▶ _Problem to solve_:
All of the data should be repeated exactly; pictures are not part of the copy.

▶ _Study material_:
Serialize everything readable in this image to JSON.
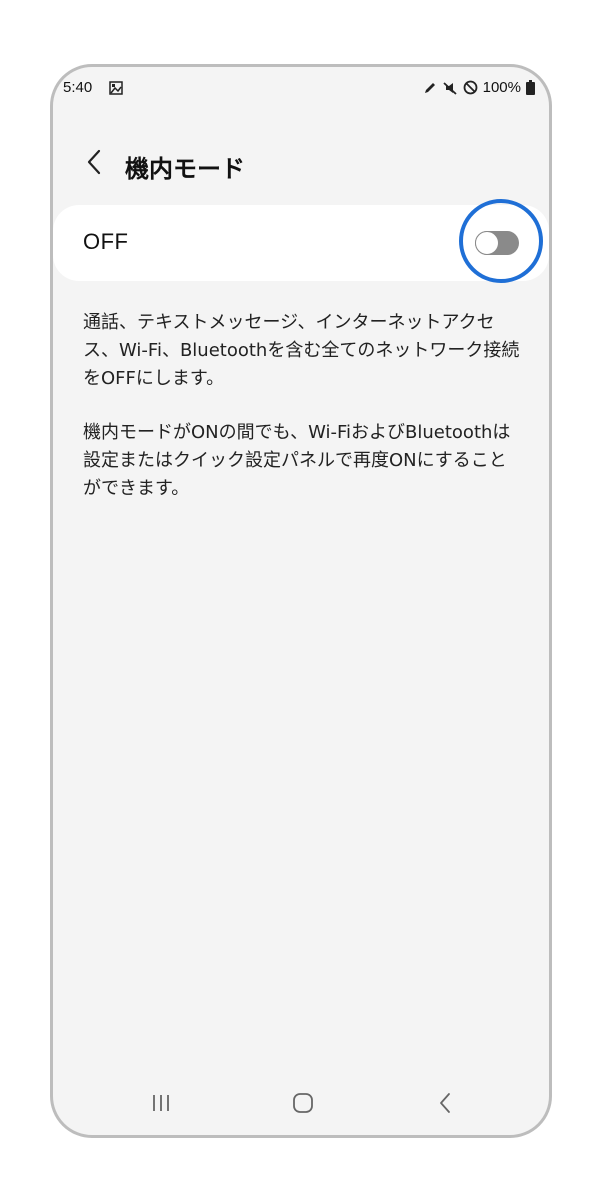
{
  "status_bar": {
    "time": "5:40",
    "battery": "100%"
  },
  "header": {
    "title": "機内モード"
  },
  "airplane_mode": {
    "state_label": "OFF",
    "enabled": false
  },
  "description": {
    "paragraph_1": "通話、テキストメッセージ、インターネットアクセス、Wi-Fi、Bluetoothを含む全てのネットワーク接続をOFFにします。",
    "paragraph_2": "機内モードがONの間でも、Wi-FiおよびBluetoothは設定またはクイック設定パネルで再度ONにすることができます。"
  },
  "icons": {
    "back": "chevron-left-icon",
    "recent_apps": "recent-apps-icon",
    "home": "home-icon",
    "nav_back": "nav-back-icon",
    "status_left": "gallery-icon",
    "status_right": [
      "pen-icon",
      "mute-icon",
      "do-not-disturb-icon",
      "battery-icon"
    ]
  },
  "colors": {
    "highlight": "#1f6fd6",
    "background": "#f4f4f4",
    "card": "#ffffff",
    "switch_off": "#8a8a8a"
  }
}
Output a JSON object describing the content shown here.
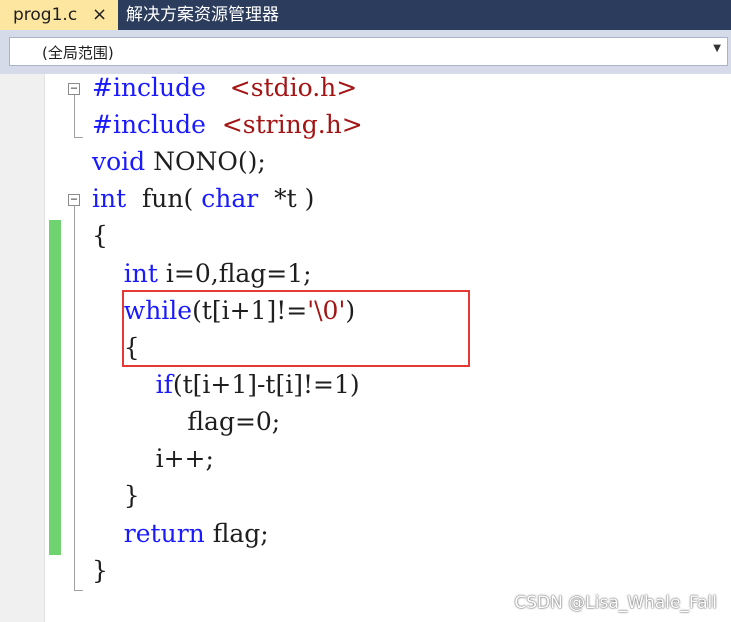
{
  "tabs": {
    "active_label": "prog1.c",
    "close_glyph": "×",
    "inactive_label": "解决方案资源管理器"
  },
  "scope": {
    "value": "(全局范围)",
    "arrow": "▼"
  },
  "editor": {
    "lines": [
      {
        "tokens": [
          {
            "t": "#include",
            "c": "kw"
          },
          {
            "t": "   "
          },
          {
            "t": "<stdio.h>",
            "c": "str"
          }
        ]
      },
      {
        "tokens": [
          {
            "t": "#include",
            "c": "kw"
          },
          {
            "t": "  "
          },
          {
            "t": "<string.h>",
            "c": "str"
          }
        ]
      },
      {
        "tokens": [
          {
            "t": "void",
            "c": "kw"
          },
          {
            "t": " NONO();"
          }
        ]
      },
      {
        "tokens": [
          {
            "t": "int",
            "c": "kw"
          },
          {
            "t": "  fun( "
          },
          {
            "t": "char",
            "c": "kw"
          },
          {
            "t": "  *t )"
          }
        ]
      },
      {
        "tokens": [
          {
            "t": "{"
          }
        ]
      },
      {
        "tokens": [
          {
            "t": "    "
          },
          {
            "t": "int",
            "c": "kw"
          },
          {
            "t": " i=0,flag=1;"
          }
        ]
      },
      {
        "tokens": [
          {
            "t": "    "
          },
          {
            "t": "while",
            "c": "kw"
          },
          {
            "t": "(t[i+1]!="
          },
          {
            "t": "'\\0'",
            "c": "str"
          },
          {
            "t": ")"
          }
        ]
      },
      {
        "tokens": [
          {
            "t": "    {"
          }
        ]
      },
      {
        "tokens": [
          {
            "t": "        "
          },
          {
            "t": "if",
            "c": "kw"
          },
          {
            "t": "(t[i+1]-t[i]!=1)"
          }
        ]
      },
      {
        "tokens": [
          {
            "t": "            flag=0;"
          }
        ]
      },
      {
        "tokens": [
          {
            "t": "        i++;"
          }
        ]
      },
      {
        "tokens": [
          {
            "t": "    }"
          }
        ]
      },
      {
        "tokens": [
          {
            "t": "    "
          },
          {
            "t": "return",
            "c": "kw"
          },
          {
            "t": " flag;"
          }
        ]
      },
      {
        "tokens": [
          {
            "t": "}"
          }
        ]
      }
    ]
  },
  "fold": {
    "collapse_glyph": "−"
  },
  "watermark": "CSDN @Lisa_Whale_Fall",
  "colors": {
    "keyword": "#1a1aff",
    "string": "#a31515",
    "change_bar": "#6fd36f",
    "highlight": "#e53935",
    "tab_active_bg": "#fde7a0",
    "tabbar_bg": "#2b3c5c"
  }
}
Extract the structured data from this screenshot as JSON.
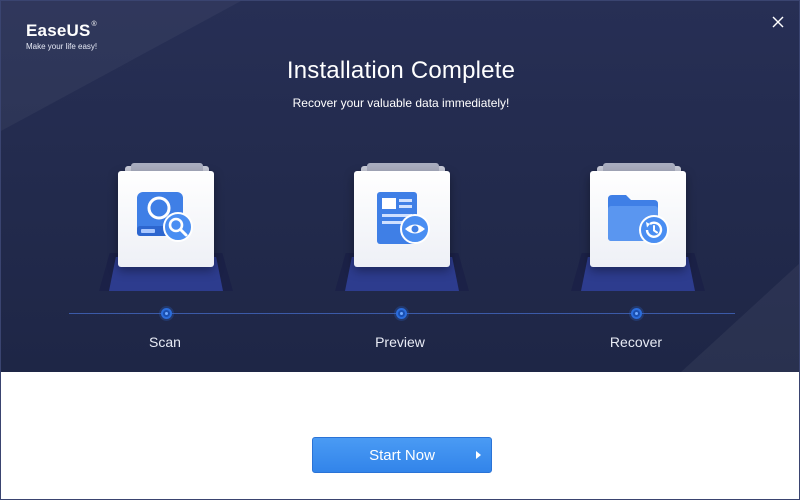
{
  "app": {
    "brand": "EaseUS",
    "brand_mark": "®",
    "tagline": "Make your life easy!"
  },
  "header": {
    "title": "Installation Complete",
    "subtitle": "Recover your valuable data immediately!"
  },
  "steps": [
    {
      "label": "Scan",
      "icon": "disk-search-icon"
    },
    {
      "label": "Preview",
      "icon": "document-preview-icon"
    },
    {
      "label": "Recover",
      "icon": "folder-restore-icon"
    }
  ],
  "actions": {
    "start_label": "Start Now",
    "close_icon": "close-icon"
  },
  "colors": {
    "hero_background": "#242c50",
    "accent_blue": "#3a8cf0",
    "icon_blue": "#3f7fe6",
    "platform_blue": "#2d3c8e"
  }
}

▶ _Reply_:
Serialize everything readable in this image to JSON.
{
  "status_bar": {
    "time": "5:40",
    "battery": "100%"
  },
  "header": {
    "title": "機内モード"
  },
  "airplane_mode": {
    "state_label": "OFF",
    "enabled": false
  },
  "description": {
    "paragraph_1": "通話、テキストメッセージ、インターネットアクセス、Wi-Fi、Bluetoothを含む全てのネットワーク接続をOFFにします。",
    "paragraph_2": "機内モードがONの間でも、Wi-FiおよびBluetoothは設定またはクイック設定パネルで再度ONにすることができます。"
  },
  "icons": {
    "back": "chevron-left-icon",
    "recent_apps": "recent-apps-icon",
    "home": "home-icon",
    "nav_back": "nav-back-icon",
    "status_left": "gallery-icon",
    "status_right": [
      "pen-icon",
      "mute-icon",
      "do-not-disturb-icon",
      "battery-icon"
    ]
  },
  "colors": {
    "highlight": "#1f6fd6",
    "background": "#f4f4f4",
    "card": "#ffffff",
    "switch_off": "#8a8a8a"
  }
}
Output a JSON object describing the content shown here.
{
  "tabs": {
    "active_label": "prog1.c",
    "close_glyph": "×",
    "inactive_label": "解决方案资源管理器"
  },
  "scope": {
    "value": "(全局范围)",
    "arrow": "▼"
  },
  "editor": {
    "lines": [
      {
        "tokens": [
          {
            "t": "#include",
            "c": "kw"
          },
          {
            "t": "   "
          },
          {
            "t": "<stdio.h>",
            "c": "str"
          }
        ]
      },
      {
        "tokens": [
          {
            "t": "#include",
            "c": "kw"
          },
          {
            "t": "  "
          },
          {
            "t": "<string.h>",
            "c": "str"
          }
        ]
      },
      {
        "tokens": [
          {
            "t": "void",
            "c": "kw"
          },
          {
            "t": " NONO();"
          }
        ]
      },
      {
        "tokens": [
          {
            "t": "int",
            "c": "kw"
          },
          {
            "t": "  fun( "
          },
          {
            "t": "char",
            "c": "kw"
          },
          {
            "t": "  *t )"
          }
        ]
      },
      {
        "tokens": [
          {
            "t": "{"
          }
        ]
      },
      {
        "tokens": [
          {
            "t": "    "
          },
          {
            "t": "int",
            "c": "kw"
          },
          {
            "t": " i=0,flag=1;"
          }
        ]
      },
      {
        "tokens": [
          {
            "t": "    "
          },
          {
            "t": "while",
            "c": "kw"
          },
          {
            "t": "(t[i+1]!="
          },
          {
            "t": "'\\0'",
            "c": "str"
          },
          {
            "t": ")"
          }
        ]
      },
      {
        "tokens": [
          {
            "t": "    {"
          }
        ]
      },
      {
        "tokens": [
          {
            "t": "        "
          },
          {
            "t": "if",
            "c": "kw"
          },
          {
            "t": "(t[i+1]-t[i]!=1)"
          }
        ]
      },
      {
        "tokens": [
          {
            "t": "            flag=0;"
          }
        ]
      },
      {
        "tokens": [
          {
            "t": "        i++;"
          }
        ]
      },
      {
        "tokens": [
          {
            "t": "    }"
          }
        ]
      },
      {
        "tokens": [
          {
            "t": "    "
          },
          {
            "t": "return",
            "c": "kw"
          },
          {
            "t": " flag;"
          }
        ]
      },
      {
        "tokens": [
          {
            "t": "}"
          }
        ]
      }
    ]
  },
  "fold": {
    "collapse_glyph": "−"
  },
  "watermark": "CSDN @Lisa_Whale_Fall",
  "colors": {
    "keyword": "#1a1aff",
    "string": "#a31515",
    "change_bar": "#6fd36f",
    "highlight": "#e53935",
    "tab_active_bg": "#fde7a0",
    "tabbar_bg": "#2b3c5c"
  }
}
Extract the structured data from this screenshot as JSON.
{
  "app": {
    "brand": "EaseUS",
    "brand_mark": "®",
    "tagline": "Make your life easy!"
  },
  "header": {
    "title": "Installation Complete",
    "subtitle": "Recover your valuable data immediately!"
  },
  "steps": [
    {
      "label": "Scan",
      "icon": "disk-search-icon"
    },
    {
      "label": "Preview",
      "icon": "document-preview-icon"
    },
    {
      "label": "Recover",
      "icon": "folder-restore-icon"
    }
  ],
  "actions": {
    "start_label": "Start Now",
    "close_icon": "close-icon"
  },
  "colors": {
    "hero_background": "#242c50",
    "accent_blue": "#3a8cf0",
    "icon_blue": "#3f7fe6",
    "platform_blue": "#2d3c8e"
  }
}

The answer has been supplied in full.